▸ **Exercise**: Return the entries exactly as they appear.

****************

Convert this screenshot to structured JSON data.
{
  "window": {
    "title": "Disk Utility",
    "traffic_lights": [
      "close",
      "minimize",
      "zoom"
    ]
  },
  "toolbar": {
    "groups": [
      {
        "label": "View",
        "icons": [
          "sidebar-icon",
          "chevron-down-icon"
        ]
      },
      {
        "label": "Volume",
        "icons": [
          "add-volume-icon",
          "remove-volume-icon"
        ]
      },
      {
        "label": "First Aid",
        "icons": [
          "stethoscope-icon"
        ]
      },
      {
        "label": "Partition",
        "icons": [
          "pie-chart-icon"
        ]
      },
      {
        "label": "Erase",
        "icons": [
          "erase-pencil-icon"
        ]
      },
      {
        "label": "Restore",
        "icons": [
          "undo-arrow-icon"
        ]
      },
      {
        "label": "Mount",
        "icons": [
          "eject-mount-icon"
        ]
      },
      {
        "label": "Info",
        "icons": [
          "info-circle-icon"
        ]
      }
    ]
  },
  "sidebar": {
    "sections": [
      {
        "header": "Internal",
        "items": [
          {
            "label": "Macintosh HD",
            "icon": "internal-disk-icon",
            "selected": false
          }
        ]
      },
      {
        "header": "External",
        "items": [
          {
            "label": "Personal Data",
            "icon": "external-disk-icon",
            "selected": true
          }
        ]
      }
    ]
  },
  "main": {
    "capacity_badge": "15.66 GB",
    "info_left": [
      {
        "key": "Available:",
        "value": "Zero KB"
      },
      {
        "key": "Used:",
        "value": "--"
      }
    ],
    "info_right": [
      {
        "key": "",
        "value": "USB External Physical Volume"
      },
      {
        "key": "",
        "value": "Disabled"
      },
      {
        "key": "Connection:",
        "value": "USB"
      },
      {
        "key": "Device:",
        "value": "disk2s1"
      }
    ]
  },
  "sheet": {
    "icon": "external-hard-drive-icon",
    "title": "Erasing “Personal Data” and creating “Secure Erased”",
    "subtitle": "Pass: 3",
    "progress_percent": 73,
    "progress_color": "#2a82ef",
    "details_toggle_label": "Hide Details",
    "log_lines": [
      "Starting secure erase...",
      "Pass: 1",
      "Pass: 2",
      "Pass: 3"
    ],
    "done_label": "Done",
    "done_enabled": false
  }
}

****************

▸ **Exercise solution**:
Convert this screenshot to structured JSON data.
{
  "window": {
    "title": "Disk Utility",
    "traffic_lights": [
      "close",
      "minimize",
      "zoom"
    ]
  },
  "toolbar": {
    "groups": [
      {
        "label": "View",
        "icons": [
          "sidebar-icon",
          "chevron-down-icon"
        ]
      },
      {
        "label": "Volume",
        "icons": [
          "add-volume-icon",
          "remove-volume-icon"
        ]
      },
      {
        "label": "First Aid",
        "icons": [
          "stethoscope-icon"
        ]
      },
      {
        "label": "Partition",
        "icons": [
          "pie-chart-icon"
        ]
      },
      {
        "label": "Erase",
        "icons": [
          "erase-pencil-icon"
        ]
      },
      {
        "label": "Restore",
        "icons": [
          "undo-arrow-icon"
        ]
      },
      {
        "label": "Mount",
        "icons": [
          "eject-mount-icon"
        ]
      },
      {
        "label": "Info",
        "icons": [
          "info-circle-icon"
        ]
      }
    ]
  },
  "sidebar": {
    "sections": [
      {
        "header": "Internal",
        "items": [
          {
            "label": "Macintosh HD",
            "icon": "internal-disk-icon",
            "selected": false
          }
        ]
      },
      {
        "header": "External",
        "items": [
          {
            "label": "Personal Data",
            "icon": "external-disk-icon",
            "selected": true
          }
        ]
      }
    ]
  },
  "main": {
    "capacity_badge": "15.66 GB",
    "info_left": [
      {
        "key": "Available:",
        "value": "Zero KB"
      },
      {
        "key": "Used:",
        "value": "--"
      }
    ],
    "info_right": [
      {
        "key": "",
        "value": "USB External Physical Volume"
      },
      {
        "key": "",
        "value": "Disabled"
      },
      {
        "key": "Connection:",
        "value": "USB"
      },
      {
        "key": "Device:",
        "value": "disk2s1"
      }
    ]
  },
  "sheet": {
    "icon": "external-hard-drive-icon",
    "title": "Erasing “Personal Data” and creating “Secure Erased”",
    "subtitle": "Pass: 3",
    "progress_percent": 73,
    "progress_color": "#2a82ef",
    "details_toggle_label": "Hide Details",
    "log_lines": [
      "Starting secure erase...",
      "Pass: 1",
      "Pass: 2",
      "Pass: 3"
    ],
    "done_label": "Done",
    "done_enabled": false
  }
}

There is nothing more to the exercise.